**** STORED DATA

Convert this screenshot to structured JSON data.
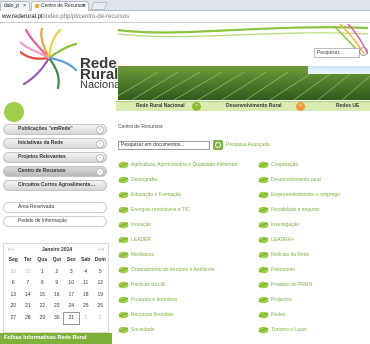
{
  "browser": {
    "tab1_label": "dalo_p",
    "tab2_label": "Centro de Recursos",
    "close_glyph": "×",
    "url_host": "ww.rederural.pt",
    "url_path": "/index.php/pt/centro-de-recursos"
  },
  "header": {
    "brand_line1": "Rede",
    "brand_line2": "Rural",
    "brand_line3": "Nacional",
    "search_placeholder": "Pesquisar..."
  },
  "nav": {
    "items": [
      "Rede Rural Nacional",
      "Desenvolvimento Rural",
      "Redes UE"
    ]
  },
  "sidebar": {
    "menu": [
      "Publicações \"emRede\"",
      "Iniciativas da Rede",
      "Projetos Relevantes",
      "Centro de Recursos",
      "Circuitos Curtos Agroalimenta…"
    ],
    "links": [
      "Área Reservada",
      "Pedido de Informação"
    ],
    "arrow_glyph": "›"
  },
  "calendar": {
    "month": "Janeiro 2014",
    "prev": "«  ‹",
    "next": "›  »",
    "days": [
      "Seg",
      "Ter",
      "Qua",
      "Qui",
      "Sex",
      "Sáb",
      "Dom"
    ],
    "weeks": [
      [
        "30",
        "31",
        "1",
        "2",
        "3",
        "4",
        "5"
      ],
      [
        "6",
        "7",
        "8",
        "9",
        "10",
        "11",
        "12"
      ],
      [
        "13",
        "14",
        "15",
        "16",
        "17",
        "18",
        "19"
      ],
      [
        "20",
        "21",
        "22",
        "23",
        "24",
        "25",
        "26"
      ],
      [
        "27",
        "28",
        "29",
        "30",
        "31",
        "1",
        "2"
      ]
    ]
  },
  "bulletin_title": "Folhas Informativas Rede Rural",
  "main": {
    "title": "Centro de Recursos",
    "search_value": "Pesquisar em documentos...",
    "advanced_search": "Pesquisa Avançada",
    "categories_left": [
      "Agricultura, Agroindústria e Qualidade Alimentar",
      "Demografia",
      "Educação e Formação",
      "Energias renováveis e TIC",
      "Inovação",
      "LEADER",
      "Mediateca",
      "Ordenamento do território e Ambiente",
      "Políticas da UE",
      "Produtos e territórios",
      "Recursos florestais",
      "Sociedade"
    ],
    "categories_right": [
      "Cooperação",
      "Desenvolvimento rural",
      "Empreendedorismo e emprego",
      "Fiscalidade e seguros",
      "Investigação",
      "LEADER+",
      "Notícias da Rede",
      "Património",
      "Prodeps do PRRN",
      "Projectos",
      "Redes",
      "Turismo e Lazer"
    ]
  },
  "colors": {
    "accent_green": "#7cb342",
    "nav_ribbon": "#d9eab2",
    "orange": "#f09a3c"
  }
}
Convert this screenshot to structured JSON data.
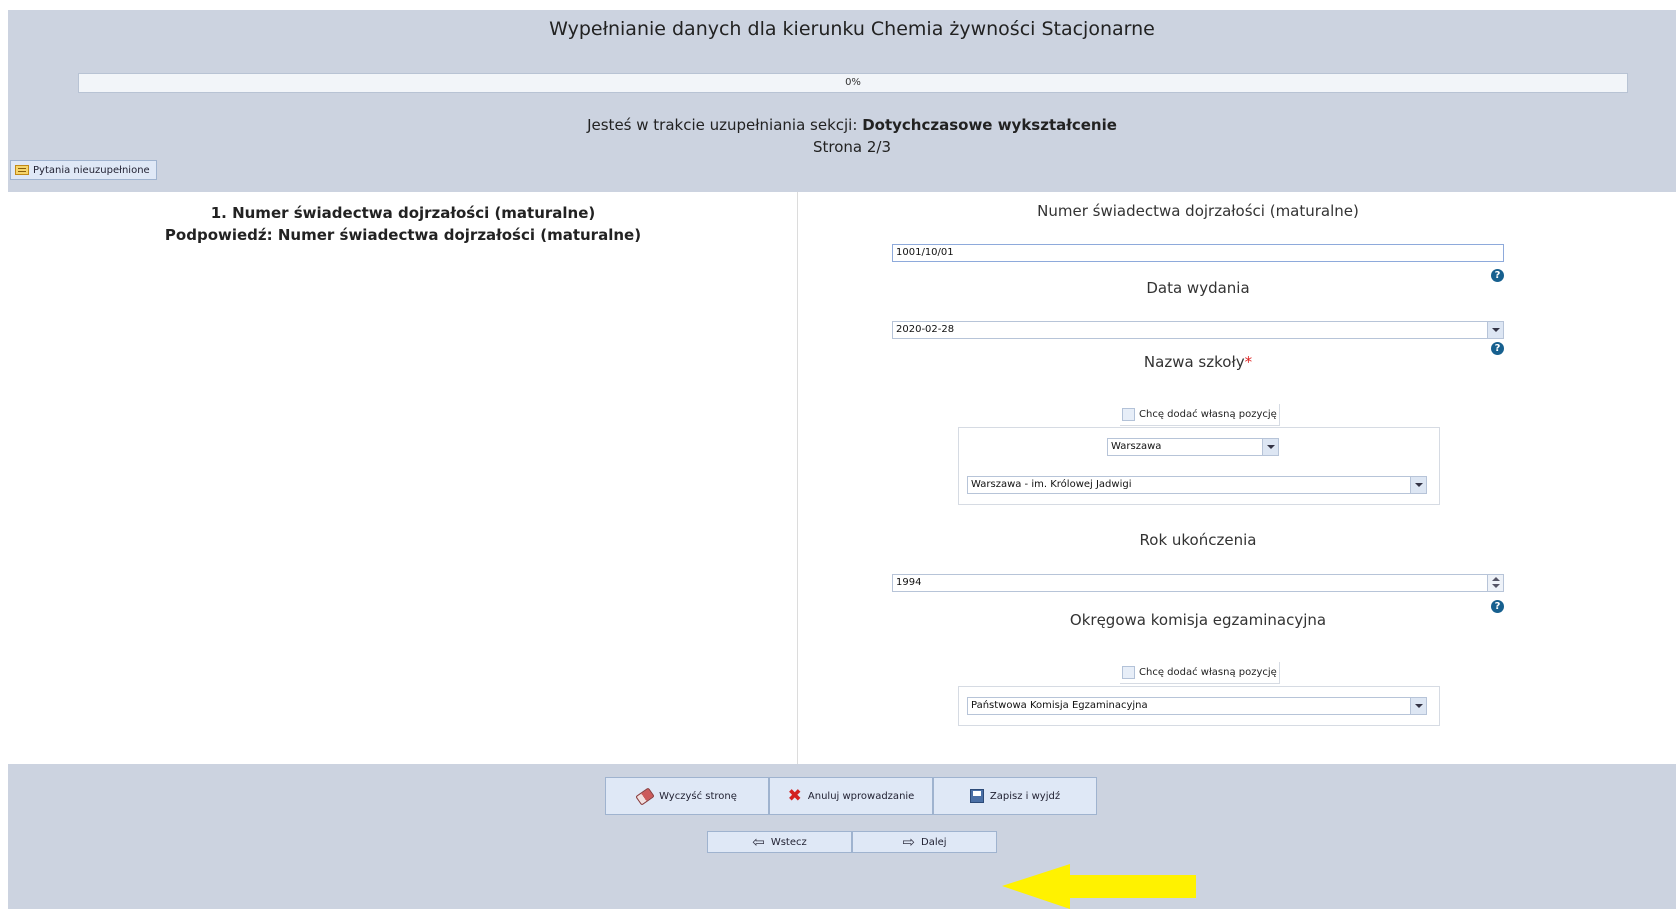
{
  "header": {
    "title": "Wypełnianie danych dla kierunku Chemia żywności Stacjonarne",
    "progress_label": "0%",
    "progress_value": 0,
    "section_prefix": "Jesteś w trakcie uzupełniania sekcji:",
    "section_name": "Dotychczasowe wykształcenie",
    "page_label": "Strona 2/3",
    "unfilled_button": "Pytania nieuzupełnione"
  },
  "question": {
    "title": "1. Numer świadectwa dojrzałości (maturalne)",
    "hint": "Podpowiedź: Numer świadectwa dojrzałości (maturalne)"
  },
  "form": {
    "certificate_label": "Numer świadectwa dojrzałości (maturalne)",
    "certificate_value": "1001/10/01",
    "issue_date_label": "Data wydania",
    "issue_date_value": "2020-02-28",
    "school_label": "Nazwa szkoły",
    "school_required": "*",
    "school_custom_checkbox": "Chcę dodać własną pozycję",
    "city_value": "Warszawa",
    "school_value": "Warszawa - im. Królowej Jadwigi",
    "graduation_year_label": "Rok ukończenia",
    "graduation_year_value": "1994",
    "exam_board_label": "Okręgowa komisja egzaminacyjna",
    "exam_board_custom_checkbox": "Chcę dodać własną pozycję",
    "exam_board_value": "Państwowa Komisja Egzaminacyjna"
  },
  "footer": {
    "clear_button": "Wyczyść stronę",
    "cancel_button": "Anuluj wprowadzanie",
    "save_exit_button": "Zapisz i wyjdź",
    "back_button": "Wstecz",
    "next_button": "Dalej"
  },
  "colors": {
    "header_bg": "#ccd3e0",
    "button_bg": "#dfe8f6",
    "highlight_arrow": "#fff200"
  }
}
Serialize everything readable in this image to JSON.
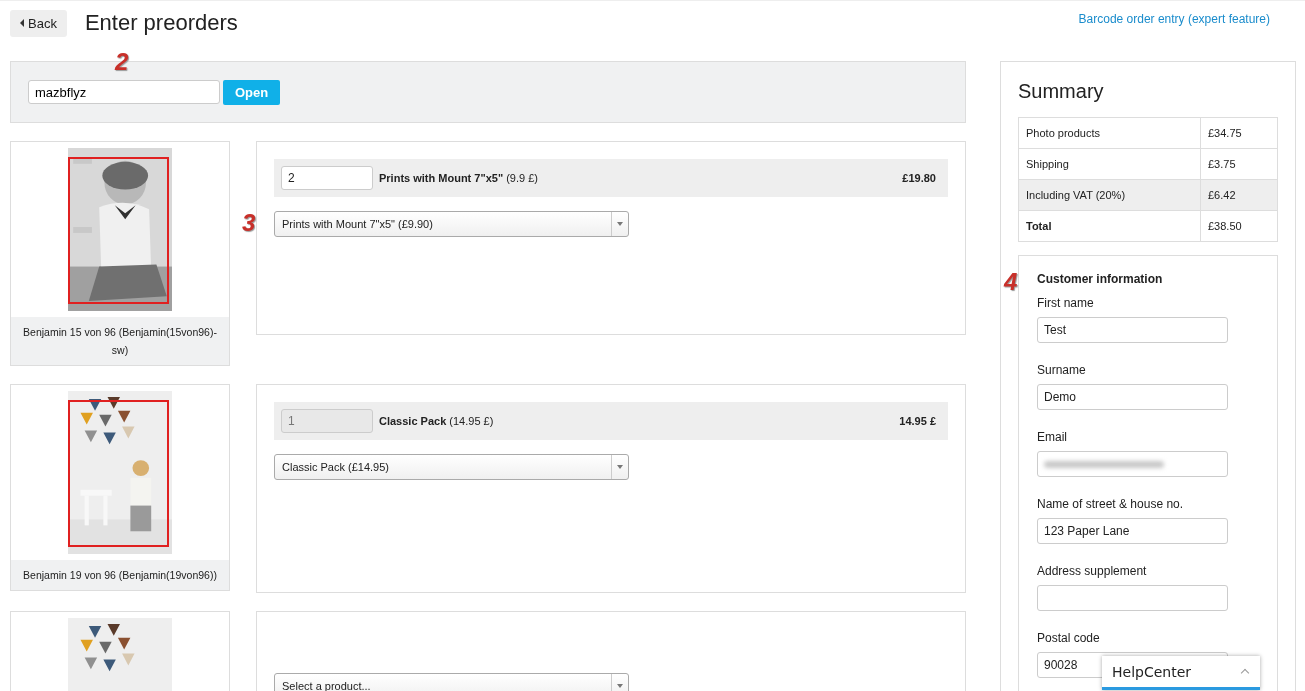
{
  "header": {
    "back_label": "Back",
    "title": "Enter preorders",
    "link": "Barcode order entry (expert feature)"
  },
  "order_search": {
    "value": "mazbflyz",
    "button": "Open",
    "annotation": "2"
  },
  "items": [
    {
      "caption": "Benjamin 15 von 96 (Benjamin(15von96)-sw)",
      "annotation": "3",
      "crop_frame": true,
      "line": {
        "quantity": "2",
        "quantity_disabled": false,
        "product": "**Prints with Mount 7\"x5\"** (9.9 £)",
        "total": "£19.80"
      },
      "select": {
        "value": "Prints with Mount 7\"x5\" (£9.90)"
      }
    },
    {
      "caption": "Benjamin 19 von 96 (Benjamin(19von96))",
      "crop_frame": true,
      "line": {
        "quantity": "1",
        "quantity_disabled": true,
        "product": "**Classic Pack** (14.95 £)",
        "total": "14.95 £"
      },
      "select": {
        "value": "Classic Pack (£14.95)"
      }
    },
    {
      "crop_frame": false,
      "select": {
        "placeholder": "Select a product..."
      }
    }
  ],
  "summary": {
    "title": "Summary",
    "rows": [
      {
        "label": "Photo products",
        "value": "£34.75",
        "highlighted": false,
        "bold": false
      },
      {
        "label": "Shipping",
        "value": "£3.75",
        "highlighted": false,
        "bold": false
      },
      {
        "label": "Including VAT (20%)",
        "value": "£6.42",
        "highlighted": true,
        "bold": false
      },
      {
        "label": "Total",
        "value": "£38.50",
        "highlighted": false,
        "bold": true
      }
    ]
  },
  "customer": {
    "title": "Customer information",
    "annotation": "4",
    "fields": [
      {
        "label": "First name",
        "value": "Test",
        "kind": "text"
      },
      {
        "label": "Surname",
        "value": "Demo",
        "kind": "text"
      },
      {
        "label": "Email",
        "kind": "blurred"
      },
      {
        "label": "Name of street & house no.",
        "value": "123 Paper Lane",
        "kind": "text"
      },
      {
        "label": "Address supplement",
        "kind": "text"
      },
      {
        "label": "Postal code",
        "value": "90028",
        "kind": "text"
      }
    ]
  },
  "help_widget": {
    "label": "HelpCenter",
    "expanded": false
  }
}
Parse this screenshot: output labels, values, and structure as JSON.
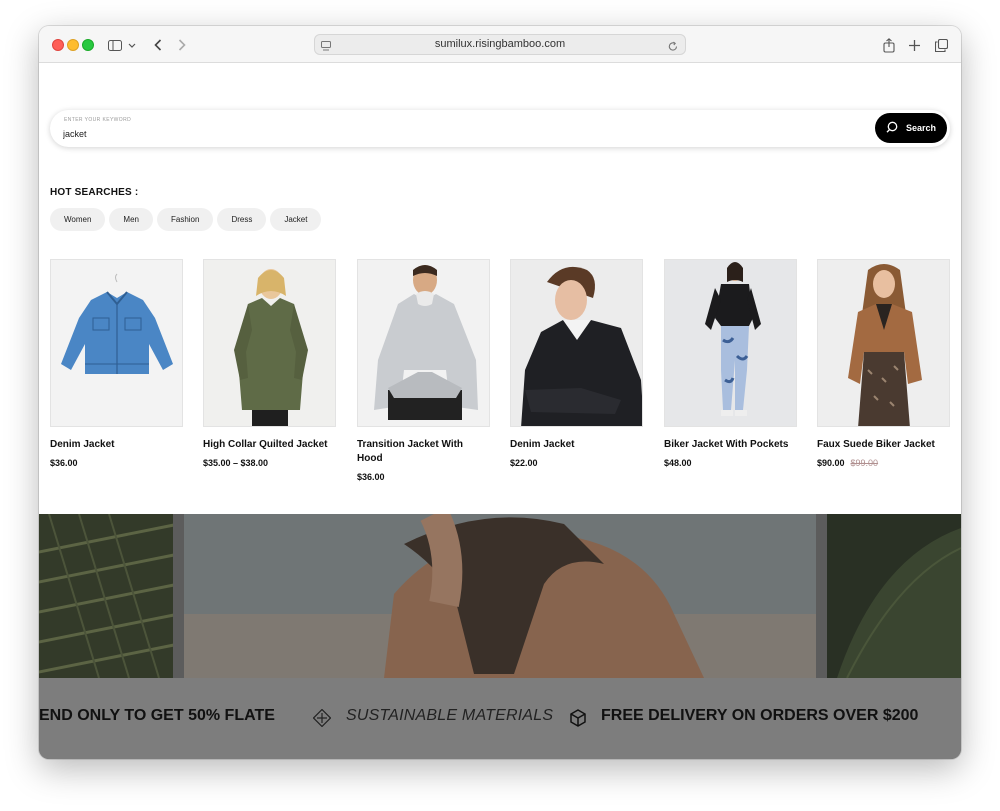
{
  "browser": {
    "url": "sumilux.risingbamboo.com"
  },
  "search": {
    "label": "ENTER YOUR KEYWORD",
    "value": "jacket",
    "button_label": "Search"
  },
  "hot_searches": {
    "title": "HOT SEARCHES :",
    "items": [
      "Women",
      "Men",
      "Fashion",
      "Dress",
      "Jacket"
    ]
  },
  "products": [
    {
      "name": "Denim Jacket",
      "price": "$36.00",
      "old_price": ""
    },
    {
      "name": "High Collar Quilted Jacket",
      "price": "$35.00 – $38.00",
      "old_price": ""
    },
    {
      "name": "Transition Jacket With Hood",
      "price": "$36.00",
      "old_price": ""
    },
    {
      "name": "Denim Jacket",
      "price": "$22.00",
      "old_price": ""
    },
    {
      "name": "Biker Jacket With Pockets",
      "price": "$48.00",
      "old_price": ""
    },
    {
      "name": "Faux Suede Biker Jacket",
      "price": "$90.00",
      "old_price": "$99.00"
    }
  ],
  "marquee": {
    "item1": "END ONLY TO GET 50% FLATE",
    "item2": "SUSTAINABLE MATERIALS",
    "item3": "FREE DELIVERY ON ORDERS OVER $200"
  },
  "colors": {
    "accent": "#000000",
    "chip_bg": "#f0f0f0",
    "old_price": "#b09090"
  }
}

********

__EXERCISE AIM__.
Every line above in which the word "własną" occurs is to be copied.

__WRITTEN SOLUTION__.
    "school_custom_checkbox": "Chcę dodać własną pozycję",
    "exam_board_custom_checkbox": "Chcę dodać własną pozycję",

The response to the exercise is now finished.